ACTION ITEM: Pictures stay out; everything else in the entries below is to be duplicated exactly.

DATA SHOWN:
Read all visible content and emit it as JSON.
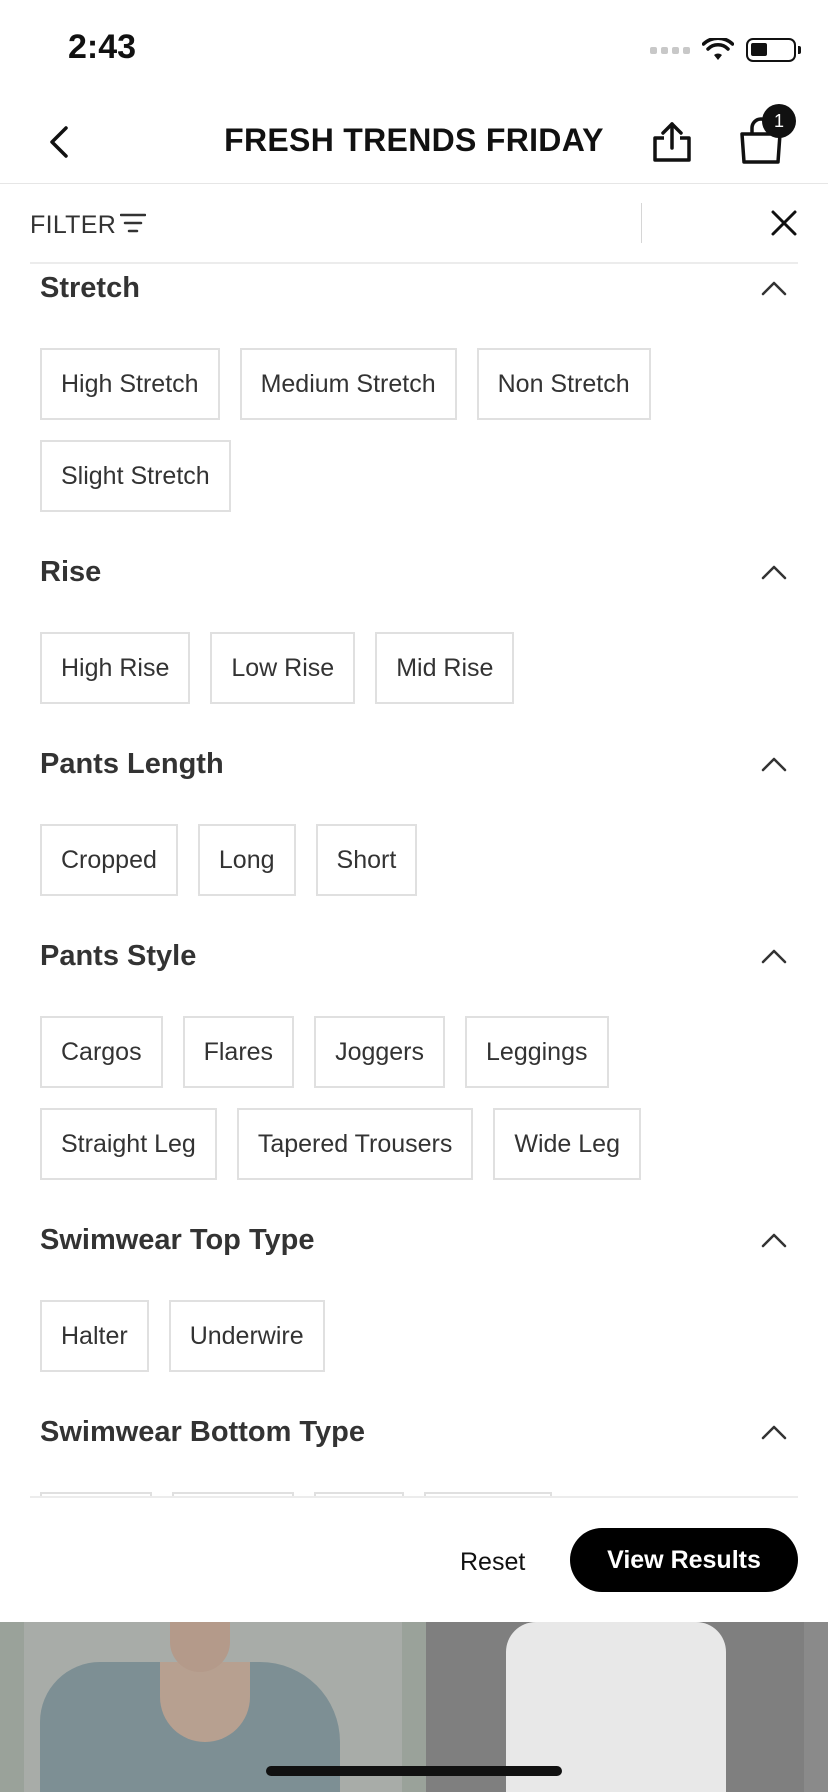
{
  "status_bar": {
    "time": "2:43"
  },
  "header": {
    "title": "FRESH TRENDS FRIDAY",
    "bag_count": "1"
  },
  "filter_bar": {
    "label": "FILTER"
  },
  "sections": [
    {
      "title": "Stretch",
      "options": [
        "High Stretch",
        "Medium Stretch",
        "Non Stretch",
        "Slight Stretch"
      ]
    },
    {
      "title": "Rise",
      "options": [
        "High Rise",
        "Low Rise",
        "Mid Rise"
      ]
    },
    {
      "title": "Pants Length",
      "options": [
        "Cropped",
        "Long",
        "Short"
      ]
    },
    {
      "title": "Pants Style",
      "options": [
        "Cargos",
        "Flares",
        "Joggers",
        "Leggings",
        "Straight Leg",
        "Tapered Trousers",
        "Wide Leg"
      ]
    },
    {
      "title": "Swimwear Top Type",
      "options": [
        "Halter",
        "Underwire"
      ]
    },
    {
      "title": "Swimwear Bottom Type",
      "options": []
    }
  ],
  "actions": {
    "reset": "Reset",
    "view_results": "View Results"
  },
  "icons": [
    "back-chevron-icon",
    "share-icon",
    "shopping-bag-icon",
    "filter-lines-icon",
    "close-icon",
    "chevron-up-icon",
    "wifi-icon",
    "battery-icon"
  ]
}
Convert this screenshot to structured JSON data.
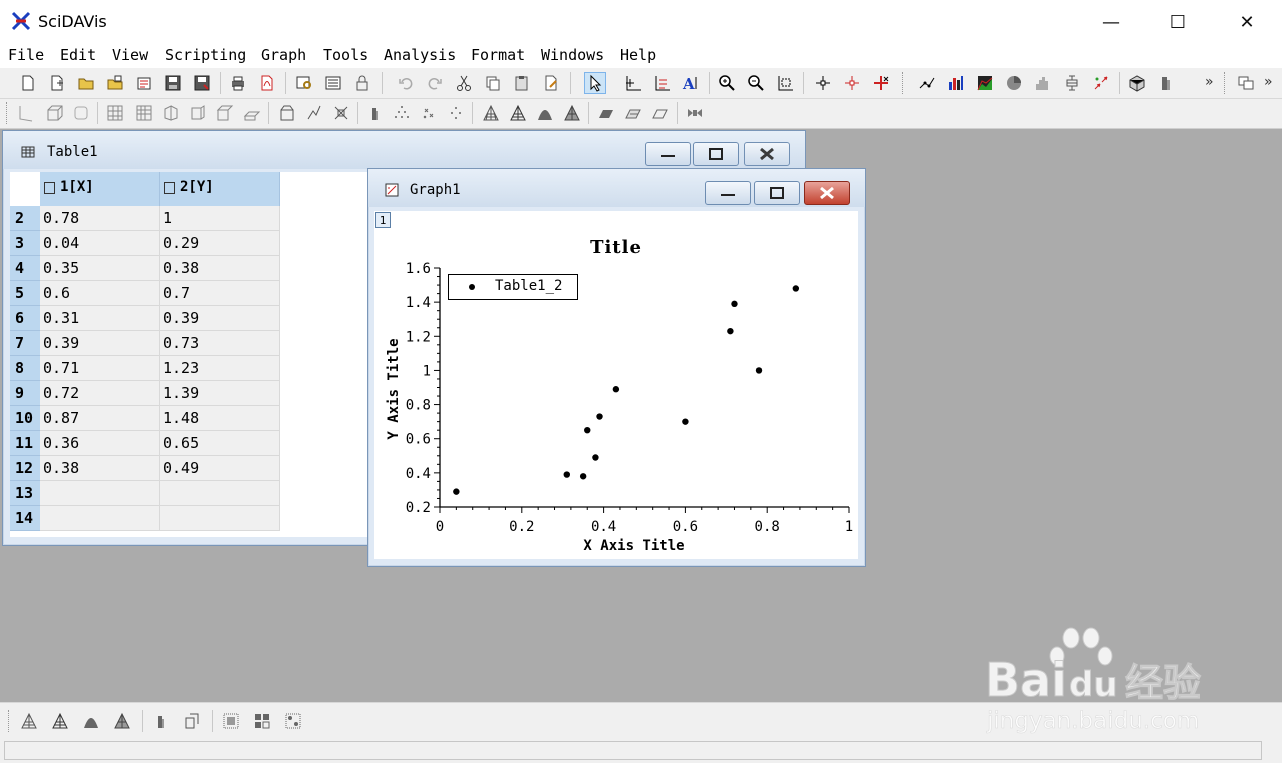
{
  "app": {
    "title": "SciDAVis"
  },
  "window_controls": {
    "minimize": "—",
    "maximize": "☐",
    "close": "✕"
  },
  "menu": [
    "File",
    "Edit",
    "View",
    "Scripting",
    "Graph",
    "Tools",
    "Analysis",
    "Format",
    "Windows",
    "Help"
  ],
  "toolbar": {
    "overflow_glyph": "»"
  },
  "table_window": {
    "title": "Table1",
    "columns": [
      "1[X]",
      "2[Y]"
    ],
    "rows": [
      {
        "n": "2",
        "x": "0.78",
        "y": "1"
      },
      {
        "n": "3",
        "x": "0.04",
        "y": "0.29"
      },
      {
        "n": "4",
        "x": "0.35",
        "y": "0.38"
      },
      {
        "n": "5",
        "x": "0.6",
        "y": "0.7"
      },
      {
        "n": "6",
        "x": "0.31",
        "y": "0.39"
      },
      {
        "n": "7",
        "x": "0.39",
        "y": "0.73"
      },
      {
        "n": "8",
        "x": "0.71",
        "y": "1.23"
      },
      {
        "n": "9",
        "x": "0.72",
        "y": "1.39"
      },
      {
        "n": "10",
        "x": "0.87",
        "y": "1.48"
      },
      {
        "n": "11",
        "x": "0.36",
        "y": "0.65"
      },
      {
        "n": "12",
        "x": "0.38",
        "y": "0.49"
      },
      {
        "n": "13",
        "x": "",
        "y": ""
      },
      {
        "n": "14",
        "x": "",
        "y": ""
      }
    ]
  },
  "graph_window": {
    "title": "Graph1",
    "layer_label": "1"
  },
  "chart_data": {
    "type": "scatter",
    "title": "Title",
    "xlabel": "X Axis Title",
    "ylabel": "Y Axis Title",
    "xlim": [
      0,
      1
    ],
    "ylim": [
      0.2,
      1.6
    ],
    "xticks": [
      "0",
      "0.2",
      "0.4",
      "0.6",
      "0.8",
      "1"
    ],
    "yticks": [
      "0.2",
      "0.4",
      "0.6",
      "0.8",
      "1",
      "1.2",
      "1.4",
      "1.6"
    ],
    "legend": "top-left",
    "series": [
      {
        "name": "Table1_2",
        "x": [
          0.78,
          0.04,
          0.35,
          0.6,
          0.31,
          0.39,
          0.71,
          0.72,
          0.87,
          0.36,
          0.38,
          0.43
        ],
        "y": [
          1,
          0.29,
          0.38,
          0.7,
          0.39,
          0.73,
          1.23,
          1.39,
          1.48,
          0.65,
          0.49,
          0.89
        ]
      }
    ]
  },
  "watermark": {
    "brand": "Bai",
    "brand2": "du",
    "cn": "经验",
    "url": "jingyan.baidu.com"
  }
}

EXERCISE ANSWER:
Read all visible content and emit it as JSON.
{
  "status_bar": {
    "time": "2:43"
  },
  "header": {
    "title": "FRESH TRENDS FRIDAY",
    "bag_count": "1"
  },
  "filter_bar": {
    "label": "FILTER"
  },
  "sections": [
    {
      "title": "Stretch",
      "options": [
        "High Stretch",
        "Medium Stretch",
        "Non Stretch",
        "Slight Stretch"
      ]
    },
    {
      "title": "Rise",
      "options": [
        "High Rise",
        "Low Rise",
        "Mid Rise"
      ]
    },
    {
      "title": "Pants Length",
      "options": [
        "Cropped",
        "Long",
        "Short"
      ]
    },
    {
      "title": "Pants Style",
      "options": [
        "Cargos",
        "Flares",
        "Joggers",
        "Leggings",
        "Straight Leg",
        "Tapered Trousers",
        "Wide Leg"
      ]
    },
    {
      "title": "Swimwear Top Type",
      "options": [
        "Halter",
        "Underwire"
      ]
    },
    {
      "title": "Swimwear Bottom Type",
      "options": []
    }
  ],
  "actions": {
    "reset": "Reset",
    "view_results": "View Results"
  },
  "icons": [
    "back-chevron-icon",
    "share-icon",
    "shopping-bag-icon",
    "filter-lines-icon",
    "close-icon",
    "chevron-up-icon",
    "wifi-icon",
    "battery-icon"
  ]
}
Convert this screenshot to structured JSON data.
{
  "app": {
    "title": "SciDAVis"
  },
  "window_controls": {
    "minimize": "—",
    "maximize": "☐",
    "close": "✕"
  },
  "menu": [
    "File",
    "Edit",
    "View",
    "Scripting",
    "Graph",
    "Tools",
    "Analysis",
    "Format",
    "Windows",
    "Help"
  ],
  "toolbar": {
    "overflow_glyph": "»"
  },
  "table_window": {
    "title": "Table1",
    "columns": [
      "1[X]",
      "2[Y]"
    ],
    "rows": [
      {
        "n": "2",
        "x": "0.78",
        "y": "1"
      },
      {
        "n": "3",
        "x": "0.04",
        "y": "0.29"
      },
      {
        "n": "4",
        "x": "0.35",
        "y": "0.38"
      },
      {
        "n": "5",
        "x": "0.6",
        "y": "0.7"
      },
      {
        "n": "6",
        "x": "0.31",
        "y": "0.39"
      },
      {
        "n": "7",
        "x": "0.39",
        "y": "0.73"
      },
      {
        "n": "8",
        "x": "0.71",
        "y": "1.23"
      },
      {
        "n": "9",
        "x": "0.72",
        "y": "1.39"
      },
      {
        "n": "10",
        "x": "0.87",
        "y": "1.48"
      },
      {
        "n": "11",
        "x": "0.36",
        "y": "0.65"
      },
      {
        "n": "12",
        "x": "0.38",
        "y": "0.49"
      },
      {
        "n": "13",
        "x": "",
        "y": ""
      },
      {
        "n": "14",
        "x": "",
        "y": ""
      }
    ]
  },
  "graph_window": {
    "title": "Graph1",
    "layer_label": "1"
  },
  "chart_data": {
    "type": "scatter",
    "title": "Title",
    "xlabel": "X Axis Title",
    "ylabel": "Y Axis Title",
    "xlim": [
      0,
      1
    ],
    "ylim": [
      0.2,
      1.6
    ],
    "xticks": [
      "0",
      "0.2",
      "0.4",
      "0.6",
      "0.8",
      "1"
    ],
    "yticks": [
      "0.2",
      "0.4",
      "0.6",
      "0.8",
      "1",
      "1.2",
      "1.4",
      "1.6"
    ],
    "legend": "top-left",
    "series": [
      {
        "name": "Table1_2",
        "x": [
          0.78,
          0.04,
          0.35,
          0.6,
          0.31,
          0.39,
          0.71,
          0.72,
          0.87,
          0.36,
          0.38,
          0.43
        ],
        "y": [
          1,
          0.29,
          0.38,
          0.7,
          0.39,
          0.73,
          1.23,
          1.39,
          1.48,
          0.65,
          0.49,
          0.89
        ]
      }
    ]
  },
  "watermark": {
    "brand": "Bai",
    "brand2": "du",
    "cn": "经验",
    "url": "jingyan.baidu.com"
  }
}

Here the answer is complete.